4. The Making Of, Brecht Evens (Drawn And Quarterly)
5. Are You My Mother?, Alison Bechdel (Houghton Mifflin Harcourt) [image pictured above]
1. Building Stories, Chris Ware (Pantheon Books)
2. New School, Dash Shaw (Fantagraphics)
3. Recidivist IV, Zak Sally (La Mano)
4. Congress of Animals, Jim Woodring (Fantagraphics)
5. Infomaniacs, Matthew Thurber (PictureBox)
1. 21: The Story of Roberto Clemente by Wilfred Santiago (Fantagraphics)
2. El Deafo by Cece Bell (Abrams) [image pictured above]
3. MIND MGMT by Matt Kindt (Dark Horse)
4. Syllabus: Notes from an Accidental Professor by Lynda Barry (Drawn & Quarterly)
5. B + F by Gregory Benton (Adhouse Books)
I Hope Everyone Who Can Possibly Go Goes To Comic Arts Brooklyn Today Because Wow
This program slate is ridiculous.
From RAW to Rusty
Chris Ware in conversation with Françoise Mouly & Art Spiegelman
Coffee Tawk with Honeybunch Kominsky
12:30 - 1:45PM
Aline Kominsky in conversation with Lauren Weinstein
Drawing is a Way of Thinking
Charles Burns & Gary Panter in conversation with Jacob Berendes
Invisible Wall: Drawing Across Borders
with Alfonso de Anda, Danny Shepard, Gibrán Turón, & Courtney Menard
Frank Santoro and Pittsburgh: Representing Hometown, Family, and Possibility
In conversation with Calvin Reid
The Sublime Detail
Kim Deitch & Nina Bunjevac in conversation
with Breena Nuñez, Lawrence Lindell, Trinidad Escobar, & Minnie Phan
What's really amazing about this is that year-in and year-out CAB has the best floor in terms of size and exhibitor to exhibitor quality of just about any show I know; I think TCAF operates in that weight class, and specific good years of CALA and MICE.

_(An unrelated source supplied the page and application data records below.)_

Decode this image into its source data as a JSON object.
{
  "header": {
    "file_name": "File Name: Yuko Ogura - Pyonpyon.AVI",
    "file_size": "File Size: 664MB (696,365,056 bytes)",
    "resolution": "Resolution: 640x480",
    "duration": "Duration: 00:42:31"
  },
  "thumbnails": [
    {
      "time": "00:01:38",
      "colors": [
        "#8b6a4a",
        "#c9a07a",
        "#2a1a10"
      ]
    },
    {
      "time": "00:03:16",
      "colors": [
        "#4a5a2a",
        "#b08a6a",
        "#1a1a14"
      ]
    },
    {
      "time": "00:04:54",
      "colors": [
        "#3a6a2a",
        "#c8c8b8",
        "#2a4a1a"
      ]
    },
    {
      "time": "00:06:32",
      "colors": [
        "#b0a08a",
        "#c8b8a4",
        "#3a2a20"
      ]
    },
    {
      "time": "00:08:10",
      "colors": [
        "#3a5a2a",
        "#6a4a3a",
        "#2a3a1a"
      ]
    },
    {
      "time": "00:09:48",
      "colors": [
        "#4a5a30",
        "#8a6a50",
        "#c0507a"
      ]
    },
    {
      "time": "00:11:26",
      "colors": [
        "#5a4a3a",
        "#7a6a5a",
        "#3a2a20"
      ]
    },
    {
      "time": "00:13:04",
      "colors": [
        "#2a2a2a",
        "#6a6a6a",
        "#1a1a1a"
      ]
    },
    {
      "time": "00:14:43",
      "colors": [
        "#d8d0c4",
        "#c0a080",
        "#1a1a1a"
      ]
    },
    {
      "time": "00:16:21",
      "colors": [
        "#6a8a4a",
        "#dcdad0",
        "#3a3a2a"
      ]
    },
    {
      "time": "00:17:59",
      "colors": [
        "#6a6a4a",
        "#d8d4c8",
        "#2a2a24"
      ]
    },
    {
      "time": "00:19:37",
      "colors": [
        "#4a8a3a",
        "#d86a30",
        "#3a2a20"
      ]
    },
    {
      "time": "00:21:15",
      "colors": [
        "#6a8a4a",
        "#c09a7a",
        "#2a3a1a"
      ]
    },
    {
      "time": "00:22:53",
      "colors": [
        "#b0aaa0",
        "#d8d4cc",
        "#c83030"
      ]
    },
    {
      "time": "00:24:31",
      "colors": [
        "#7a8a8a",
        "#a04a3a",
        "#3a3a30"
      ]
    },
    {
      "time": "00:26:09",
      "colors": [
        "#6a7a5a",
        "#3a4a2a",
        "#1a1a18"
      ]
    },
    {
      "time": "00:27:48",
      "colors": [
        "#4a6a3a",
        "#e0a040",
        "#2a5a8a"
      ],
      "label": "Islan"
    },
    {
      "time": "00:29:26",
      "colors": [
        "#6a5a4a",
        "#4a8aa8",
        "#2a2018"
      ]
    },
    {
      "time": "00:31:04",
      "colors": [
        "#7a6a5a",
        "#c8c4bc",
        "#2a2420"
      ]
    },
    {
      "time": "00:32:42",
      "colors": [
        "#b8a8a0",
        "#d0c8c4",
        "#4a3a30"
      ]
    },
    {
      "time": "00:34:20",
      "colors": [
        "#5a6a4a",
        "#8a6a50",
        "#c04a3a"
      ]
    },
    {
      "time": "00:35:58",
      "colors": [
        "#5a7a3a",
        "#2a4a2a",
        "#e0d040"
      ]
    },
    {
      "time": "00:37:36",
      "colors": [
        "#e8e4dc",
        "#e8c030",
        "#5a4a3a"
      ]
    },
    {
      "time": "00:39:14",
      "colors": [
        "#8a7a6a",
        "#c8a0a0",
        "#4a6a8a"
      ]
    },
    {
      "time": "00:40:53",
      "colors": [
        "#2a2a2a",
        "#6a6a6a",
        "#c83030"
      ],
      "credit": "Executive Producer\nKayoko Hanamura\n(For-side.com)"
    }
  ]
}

But that floor and this programming slate together? Yow! Congrats to co-curators Gabe Fowler and Courtney Menard.
I hope you're already going if you have any chance to go, and if you're on the fence somewhow somewhere in the region, I hope this might convince you to check it out.